The next step to getting your dog used to being left alone is to start with many short separations that do not make him anxious. You may initially only be able to go into the next room for a few seconds! You will very gradually increase the duration of the separations over many weeks of daily sessions! Fear must be avoided at all times. If your dog is becoming anxious, you are progressing too quickly! Once you are able to leave him in the next room, very gradually increase the length of time you wait on the other side of the door, out of your dog’s sight. Add your “predeparture cues” to the process. Put on your coat, pick up your keys and go into the next room while your dog continues to stay. You can slowly progress to doing out-of-sight stay exercises at a bedroom door, and then later at the front door. You can then start to incorporate very short absences into your training. Just “leave” for one to two seconds, and then slowly increase the time you’re out of your dog’s sight. When you’ve built up to separations of five to ten seconds long, start to give your dog a stuffed food toy just before you step out the door.
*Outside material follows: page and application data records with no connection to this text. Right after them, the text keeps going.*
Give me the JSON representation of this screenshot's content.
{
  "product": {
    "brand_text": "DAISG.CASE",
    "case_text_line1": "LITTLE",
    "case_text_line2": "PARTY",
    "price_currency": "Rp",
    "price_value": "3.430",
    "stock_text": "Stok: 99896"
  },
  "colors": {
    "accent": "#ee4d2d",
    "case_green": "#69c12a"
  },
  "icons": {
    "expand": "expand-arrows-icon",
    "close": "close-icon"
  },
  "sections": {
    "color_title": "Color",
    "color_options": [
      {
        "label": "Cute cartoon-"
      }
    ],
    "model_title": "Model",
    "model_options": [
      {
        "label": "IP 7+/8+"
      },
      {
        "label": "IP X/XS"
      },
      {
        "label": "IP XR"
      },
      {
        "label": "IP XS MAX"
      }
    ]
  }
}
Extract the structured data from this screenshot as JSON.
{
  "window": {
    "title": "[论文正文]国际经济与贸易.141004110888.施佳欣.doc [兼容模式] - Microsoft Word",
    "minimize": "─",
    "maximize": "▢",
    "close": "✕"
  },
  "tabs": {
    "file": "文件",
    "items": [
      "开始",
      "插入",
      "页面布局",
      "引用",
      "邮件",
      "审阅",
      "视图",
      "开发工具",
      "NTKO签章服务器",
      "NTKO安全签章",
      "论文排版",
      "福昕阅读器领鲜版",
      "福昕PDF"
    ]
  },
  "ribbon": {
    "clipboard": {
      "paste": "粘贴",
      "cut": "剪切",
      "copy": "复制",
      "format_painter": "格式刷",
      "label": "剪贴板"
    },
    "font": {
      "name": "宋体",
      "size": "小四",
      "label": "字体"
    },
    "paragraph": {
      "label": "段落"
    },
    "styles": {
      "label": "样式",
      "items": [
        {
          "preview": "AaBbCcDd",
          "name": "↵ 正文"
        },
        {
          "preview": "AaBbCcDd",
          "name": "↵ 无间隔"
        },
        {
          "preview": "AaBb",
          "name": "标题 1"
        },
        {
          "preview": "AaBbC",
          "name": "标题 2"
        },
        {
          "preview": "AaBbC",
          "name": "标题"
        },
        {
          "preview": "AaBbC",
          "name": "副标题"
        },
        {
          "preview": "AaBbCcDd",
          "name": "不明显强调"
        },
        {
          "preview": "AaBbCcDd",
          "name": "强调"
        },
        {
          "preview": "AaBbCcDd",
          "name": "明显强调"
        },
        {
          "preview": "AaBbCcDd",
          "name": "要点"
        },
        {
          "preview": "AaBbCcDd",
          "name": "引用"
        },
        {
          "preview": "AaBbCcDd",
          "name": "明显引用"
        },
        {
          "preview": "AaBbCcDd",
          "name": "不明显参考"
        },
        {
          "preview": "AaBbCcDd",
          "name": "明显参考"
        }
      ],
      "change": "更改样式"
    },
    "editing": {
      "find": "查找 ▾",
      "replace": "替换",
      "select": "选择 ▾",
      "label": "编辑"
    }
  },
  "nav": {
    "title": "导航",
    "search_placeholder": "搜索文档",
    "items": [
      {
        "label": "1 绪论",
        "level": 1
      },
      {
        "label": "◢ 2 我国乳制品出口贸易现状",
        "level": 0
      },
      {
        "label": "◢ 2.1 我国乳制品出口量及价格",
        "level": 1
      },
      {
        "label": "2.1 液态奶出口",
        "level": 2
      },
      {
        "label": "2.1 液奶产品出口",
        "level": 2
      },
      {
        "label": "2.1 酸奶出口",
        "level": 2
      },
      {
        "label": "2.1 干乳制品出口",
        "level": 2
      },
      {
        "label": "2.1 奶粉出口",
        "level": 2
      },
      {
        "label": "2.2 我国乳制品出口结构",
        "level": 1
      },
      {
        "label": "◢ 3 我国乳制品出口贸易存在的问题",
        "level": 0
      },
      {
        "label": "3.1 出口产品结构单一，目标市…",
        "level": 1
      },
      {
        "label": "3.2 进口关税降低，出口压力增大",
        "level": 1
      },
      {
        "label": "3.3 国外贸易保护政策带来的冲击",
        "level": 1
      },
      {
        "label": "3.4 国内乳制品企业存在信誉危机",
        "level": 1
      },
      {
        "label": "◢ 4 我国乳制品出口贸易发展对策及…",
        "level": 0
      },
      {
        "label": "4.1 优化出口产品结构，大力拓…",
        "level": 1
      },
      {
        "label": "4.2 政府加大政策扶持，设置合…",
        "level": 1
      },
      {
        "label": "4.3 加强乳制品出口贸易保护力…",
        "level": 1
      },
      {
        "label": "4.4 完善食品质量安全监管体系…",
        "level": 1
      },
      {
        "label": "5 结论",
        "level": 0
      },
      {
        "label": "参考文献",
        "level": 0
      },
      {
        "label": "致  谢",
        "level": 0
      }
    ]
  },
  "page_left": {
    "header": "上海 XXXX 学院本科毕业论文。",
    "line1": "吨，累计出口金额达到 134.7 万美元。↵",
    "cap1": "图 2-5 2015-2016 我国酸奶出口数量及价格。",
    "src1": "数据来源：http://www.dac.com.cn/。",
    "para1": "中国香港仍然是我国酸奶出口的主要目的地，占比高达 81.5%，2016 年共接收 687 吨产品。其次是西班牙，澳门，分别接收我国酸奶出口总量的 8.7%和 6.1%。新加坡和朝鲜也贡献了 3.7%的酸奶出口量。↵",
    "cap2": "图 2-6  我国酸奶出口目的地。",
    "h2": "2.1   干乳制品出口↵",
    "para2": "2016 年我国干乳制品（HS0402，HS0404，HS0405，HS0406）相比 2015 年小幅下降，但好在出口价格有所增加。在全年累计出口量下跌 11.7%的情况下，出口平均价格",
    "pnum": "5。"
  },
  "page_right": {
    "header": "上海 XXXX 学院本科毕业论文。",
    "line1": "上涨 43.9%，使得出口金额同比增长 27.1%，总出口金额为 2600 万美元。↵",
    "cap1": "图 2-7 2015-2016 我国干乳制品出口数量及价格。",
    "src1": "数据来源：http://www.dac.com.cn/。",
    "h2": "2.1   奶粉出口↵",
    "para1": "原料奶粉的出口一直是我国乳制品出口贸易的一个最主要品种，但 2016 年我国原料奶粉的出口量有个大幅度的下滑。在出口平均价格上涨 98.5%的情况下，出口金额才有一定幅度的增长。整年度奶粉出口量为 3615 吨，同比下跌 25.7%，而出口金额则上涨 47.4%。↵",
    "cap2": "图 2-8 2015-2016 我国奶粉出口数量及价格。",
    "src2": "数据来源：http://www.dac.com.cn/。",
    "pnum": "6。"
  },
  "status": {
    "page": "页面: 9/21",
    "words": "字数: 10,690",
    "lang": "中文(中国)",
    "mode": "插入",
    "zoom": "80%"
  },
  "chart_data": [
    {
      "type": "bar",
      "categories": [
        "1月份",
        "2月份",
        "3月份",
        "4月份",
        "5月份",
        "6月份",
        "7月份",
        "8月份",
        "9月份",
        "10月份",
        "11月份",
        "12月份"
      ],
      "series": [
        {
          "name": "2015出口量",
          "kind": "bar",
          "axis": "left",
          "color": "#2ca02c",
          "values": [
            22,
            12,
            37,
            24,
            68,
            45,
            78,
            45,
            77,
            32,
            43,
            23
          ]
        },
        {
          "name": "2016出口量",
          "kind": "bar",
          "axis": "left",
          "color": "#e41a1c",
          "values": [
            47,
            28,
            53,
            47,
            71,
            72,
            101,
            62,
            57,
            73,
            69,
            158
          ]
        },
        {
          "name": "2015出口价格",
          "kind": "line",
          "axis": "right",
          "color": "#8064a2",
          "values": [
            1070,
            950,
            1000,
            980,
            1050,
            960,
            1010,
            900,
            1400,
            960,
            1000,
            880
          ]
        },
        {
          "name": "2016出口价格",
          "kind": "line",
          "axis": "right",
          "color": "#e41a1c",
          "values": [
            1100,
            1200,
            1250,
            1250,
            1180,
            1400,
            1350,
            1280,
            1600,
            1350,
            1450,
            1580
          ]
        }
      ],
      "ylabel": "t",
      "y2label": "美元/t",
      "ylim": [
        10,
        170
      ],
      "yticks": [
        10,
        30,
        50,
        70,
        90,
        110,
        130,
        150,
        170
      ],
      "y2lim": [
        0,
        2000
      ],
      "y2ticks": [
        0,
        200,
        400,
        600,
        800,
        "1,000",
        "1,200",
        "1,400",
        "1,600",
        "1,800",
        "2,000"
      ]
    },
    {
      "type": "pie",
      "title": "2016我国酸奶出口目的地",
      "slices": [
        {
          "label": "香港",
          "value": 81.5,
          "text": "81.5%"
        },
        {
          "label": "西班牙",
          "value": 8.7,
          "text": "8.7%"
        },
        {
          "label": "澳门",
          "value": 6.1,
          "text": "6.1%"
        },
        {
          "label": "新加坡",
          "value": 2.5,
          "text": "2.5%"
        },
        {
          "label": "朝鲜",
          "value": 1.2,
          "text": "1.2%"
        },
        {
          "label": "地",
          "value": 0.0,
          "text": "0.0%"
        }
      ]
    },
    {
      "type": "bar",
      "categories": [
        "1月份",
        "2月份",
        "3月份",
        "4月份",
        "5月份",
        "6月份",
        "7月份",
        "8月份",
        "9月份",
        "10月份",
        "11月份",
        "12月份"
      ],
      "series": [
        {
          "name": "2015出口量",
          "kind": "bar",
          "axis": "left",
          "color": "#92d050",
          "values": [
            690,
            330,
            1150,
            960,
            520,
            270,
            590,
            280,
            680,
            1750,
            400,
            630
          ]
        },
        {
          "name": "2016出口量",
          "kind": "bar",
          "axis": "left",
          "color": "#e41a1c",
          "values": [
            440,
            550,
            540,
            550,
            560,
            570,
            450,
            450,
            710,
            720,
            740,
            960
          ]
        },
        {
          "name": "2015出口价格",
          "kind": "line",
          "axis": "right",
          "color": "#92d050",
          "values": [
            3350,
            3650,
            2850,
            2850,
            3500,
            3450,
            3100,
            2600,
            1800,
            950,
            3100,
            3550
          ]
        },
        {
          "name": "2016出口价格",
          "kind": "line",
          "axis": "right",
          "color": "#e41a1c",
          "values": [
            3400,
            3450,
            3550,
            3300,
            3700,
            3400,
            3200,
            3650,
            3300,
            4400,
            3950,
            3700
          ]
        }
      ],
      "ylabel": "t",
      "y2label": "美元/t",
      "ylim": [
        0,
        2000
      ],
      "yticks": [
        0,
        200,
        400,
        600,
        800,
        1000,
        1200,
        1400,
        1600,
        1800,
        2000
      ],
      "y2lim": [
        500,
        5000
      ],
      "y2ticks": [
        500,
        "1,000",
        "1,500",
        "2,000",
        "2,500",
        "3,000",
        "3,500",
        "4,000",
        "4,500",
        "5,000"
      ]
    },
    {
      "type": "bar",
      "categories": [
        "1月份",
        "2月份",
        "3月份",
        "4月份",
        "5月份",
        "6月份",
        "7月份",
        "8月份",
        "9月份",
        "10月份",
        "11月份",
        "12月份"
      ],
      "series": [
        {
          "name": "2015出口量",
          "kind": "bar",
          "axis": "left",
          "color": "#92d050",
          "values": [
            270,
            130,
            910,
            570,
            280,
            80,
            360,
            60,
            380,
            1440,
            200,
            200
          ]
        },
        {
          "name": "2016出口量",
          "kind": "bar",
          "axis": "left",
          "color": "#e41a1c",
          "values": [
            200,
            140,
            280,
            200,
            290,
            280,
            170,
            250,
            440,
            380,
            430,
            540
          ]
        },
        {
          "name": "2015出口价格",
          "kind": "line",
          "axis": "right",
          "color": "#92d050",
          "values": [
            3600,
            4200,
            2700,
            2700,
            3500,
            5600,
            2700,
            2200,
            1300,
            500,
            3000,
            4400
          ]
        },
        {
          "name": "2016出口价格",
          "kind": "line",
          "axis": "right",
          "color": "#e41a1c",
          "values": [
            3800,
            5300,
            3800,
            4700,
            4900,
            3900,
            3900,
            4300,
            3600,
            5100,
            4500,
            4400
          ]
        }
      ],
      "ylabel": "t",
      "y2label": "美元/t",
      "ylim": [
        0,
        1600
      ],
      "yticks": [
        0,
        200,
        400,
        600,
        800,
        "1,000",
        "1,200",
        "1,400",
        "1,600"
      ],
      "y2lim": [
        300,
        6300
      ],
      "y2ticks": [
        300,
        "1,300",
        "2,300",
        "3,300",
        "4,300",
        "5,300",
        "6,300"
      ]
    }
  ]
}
Remember to behave in a very calm and quiet manner when going out and coming in so that there isn’t a big difference between when you are there and when you are gone.
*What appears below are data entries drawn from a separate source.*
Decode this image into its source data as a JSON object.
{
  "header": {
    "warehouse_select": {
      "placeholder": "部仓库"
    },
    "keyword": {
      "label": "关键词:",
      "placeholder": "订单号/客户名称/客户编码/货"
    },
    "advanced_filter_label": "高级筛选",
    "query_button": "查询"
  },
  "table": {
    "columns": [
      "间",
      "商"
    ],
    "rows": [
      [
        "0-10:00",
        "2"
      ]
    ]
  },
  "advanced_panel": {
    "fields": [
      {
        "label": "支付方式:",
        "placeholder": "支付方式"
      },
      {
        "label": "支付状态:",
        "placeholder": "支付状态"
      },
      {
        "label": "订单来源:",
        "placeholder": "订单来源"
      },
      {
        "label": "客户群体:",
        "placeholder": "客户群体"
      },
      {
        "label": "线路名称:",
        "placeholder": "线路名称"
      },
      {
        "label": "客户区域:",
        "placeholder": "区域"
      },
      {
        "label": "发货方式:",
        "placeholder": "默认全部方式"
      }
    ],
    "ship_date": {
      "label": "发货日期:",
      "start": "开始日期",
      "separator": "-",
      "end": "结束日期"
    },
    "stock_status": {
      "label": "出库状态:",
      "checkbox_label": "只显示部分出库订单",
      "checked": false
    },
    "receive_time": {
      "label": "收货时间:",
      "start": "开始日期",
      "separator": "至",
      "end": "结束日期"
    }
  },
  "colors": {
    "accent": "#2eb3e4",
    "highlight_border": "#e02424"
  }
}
While working on your dog’s separation anxiety it is very important he isn’t left alone except during your desensitisation sessions. If possible, take your dog to work with you or arrange for a friend to “babysit”. You could perhaps leave him at a pet sitter’s house or in doggy daycare.
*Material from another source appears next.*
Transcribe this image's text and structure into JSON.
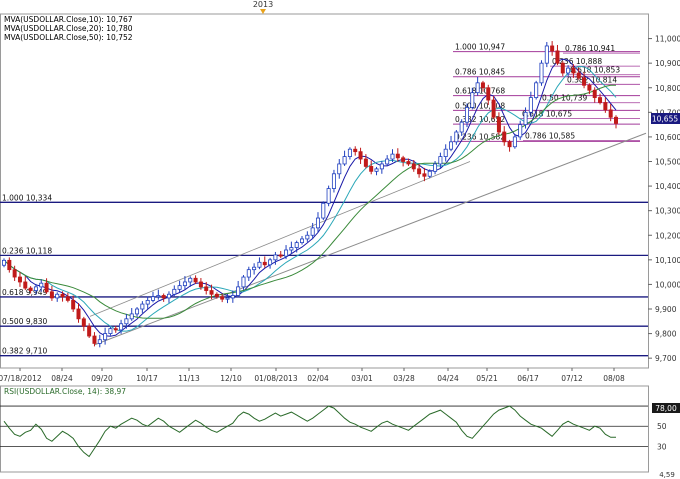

What about leaving your dog in a crate? Crate training can be a good option for some dogs if they learn that the crate is their safe place to go when left alone, however, for other dogs, the crate can cause added stress and anxiety. If your dog shows any signs of stress while using a crate when you are at home then crate confinement isn’t the best option for him. To learn more about crate training, please see our article, Puppy Crate Training .
I would highly recommend contacting a Certified Applied Animal Behaviourist, a board certified veterinary behaviourist or a Certified Force-free Professional Dog Trainer, who is both experienced and qualified to help you. Desensitisation and counter conditioning are complex and can be tricky to carry out!
Give your dog at least 30 minutes of aerobic activity (for example, walking, running, swimming, a game of fetch) every day. Try to exercise your dog right before you have to leave him by himself. This might help him relax while you’re gone. Make sure that all activity is appropriate for your dog’s age and physical well-being.
Talk to your vet about anti-anxiety medications. Some dogs are so anxious that counter conditioning and desensitisation programmes simply can’t be implemented without the help of medication. Many dogs need a combination of medication and behaviour modification.
What NOT To Do!
Please do not scold or punish your dog. Anxious behaviours are not the result of disobedience. If you punish him, he may become even more upset and the problem could get much worse.
Please only engage professionals who use positive, science based training and behaviour modification techniques.
I recommend trainers who are listed by the following organisations:
The author assumes no liability for the content of this article. This advice is not a substitute for a proper consultation with a vet and is only intended as a guide.
I wrote this article for Strongdogz UK but thought it important to share it through my own blog too.